  • The family’s primary residence
  • A family business with fewer than 100 employees

It’s worth noting that assets held in a 529 account owned by either the parent or the student do reduce financial aid. However, distributions from a 529 are treated favorably from an income perspective in that distributions from the 529 do not reduce financial aid eligibility as long as the 529 is owned by either the parent or the student. Income from 529s held by third parties – such as grandparents – aren’t counted as assets, but distributions are treated as income.

There is a great deal more that goes into calculating the estimated family contribution, but here are a few key takeaways when it comes to holding assets to fund education:

  • In general, assets held by parents will have less of a negative impact on scholarship eligibility than assets held by the student.
  • A Roth can make an interesting vehicle to save for college since Roths fall into the protected category. However, bear in mind that distributions from the Roth to help fund college will be treated as income and thereby reduce the eligibility amount.
  • You might consider transferring assets from your child’s account to your account given that only 5.64% of parental assets (versus 20% of student assets) are counted in determining eligibility. However, the rules for calculating the EFC is complicated, so make sure you understand them before moving assets.
  • Although assets in 529s are included in determining the EFC, the fact that withdrawals aren’t treated as income is a significant advantage that weighs in favor of 529 plans.

Of the three issues that you should consider when determining how to hold assets for your child, the impact on financial aid is typically the most complex.

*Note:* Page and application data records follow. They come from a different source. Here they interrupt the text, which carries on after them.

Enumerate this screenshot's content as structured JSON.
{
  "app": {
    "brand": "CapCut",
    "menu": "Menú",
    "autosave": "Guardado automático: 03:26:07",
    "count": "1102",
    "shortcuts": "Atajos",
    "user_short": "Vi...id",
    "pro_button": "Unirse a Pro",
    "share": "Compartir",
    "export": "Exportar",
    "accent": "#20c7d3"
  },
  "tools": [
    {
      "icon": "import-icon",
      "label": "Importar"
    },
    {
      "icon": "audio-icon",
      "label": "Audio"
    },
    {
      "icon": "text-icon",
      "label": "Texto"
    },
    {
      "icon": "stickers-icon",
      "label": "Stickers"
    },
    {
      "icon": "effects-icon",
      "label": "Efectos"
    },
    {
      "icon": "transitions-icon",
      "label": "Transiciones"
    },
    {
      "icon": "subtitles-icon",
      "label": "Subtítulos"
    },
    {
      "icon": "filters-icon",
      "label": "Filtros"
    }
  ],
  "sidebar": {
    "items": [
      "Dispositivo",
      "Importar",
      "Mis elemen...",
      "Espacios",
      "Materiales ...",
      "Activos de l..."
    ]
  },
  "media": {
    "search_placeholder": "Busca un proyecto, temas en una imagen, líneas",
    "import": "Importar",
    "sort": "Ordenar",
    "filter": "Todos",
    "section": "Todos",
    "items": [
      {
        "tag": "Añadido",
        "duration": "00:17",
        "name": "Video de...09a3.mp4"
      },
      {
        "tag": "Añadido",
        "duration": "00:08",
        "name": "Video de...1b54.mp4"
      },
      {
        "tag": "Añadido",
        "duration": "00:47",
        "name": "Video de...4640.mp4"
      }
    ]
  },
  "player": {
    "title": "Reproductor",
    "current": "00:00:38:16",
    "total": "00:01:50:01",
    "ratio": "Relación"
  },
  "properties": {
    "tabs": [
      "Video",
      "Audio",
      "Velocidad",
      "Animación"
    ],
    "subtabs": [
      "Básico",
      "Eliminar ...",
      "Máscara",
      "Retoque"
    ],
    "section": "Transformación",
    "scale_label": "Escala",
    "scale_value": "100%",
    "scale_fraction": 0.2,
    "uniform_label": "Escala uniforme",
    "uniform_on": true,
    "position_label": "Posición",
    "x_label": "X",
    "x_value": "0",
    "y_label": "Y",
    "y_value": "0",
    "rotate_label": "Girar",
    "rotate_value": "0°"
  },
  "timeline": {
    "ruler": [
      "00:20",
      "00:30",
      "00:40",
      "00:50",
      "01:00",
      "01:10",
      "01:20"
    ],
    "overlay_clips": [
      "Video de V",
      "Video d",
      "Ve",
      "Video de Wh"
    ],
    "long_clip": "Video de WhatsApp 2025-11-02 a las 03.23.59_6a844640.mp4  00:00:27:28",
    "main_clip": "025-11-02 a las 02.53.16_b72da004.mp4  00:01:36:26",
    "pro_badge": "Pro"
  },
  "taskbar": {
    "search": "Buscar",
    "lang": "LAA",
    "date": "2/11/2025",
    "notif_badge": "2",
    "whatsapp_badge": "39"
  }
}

Nevertheless, a general understanding of the issues when coupled with tax and control considerations should give you a good idea of the optimal solution for you when it comes to setting aside assets for your child.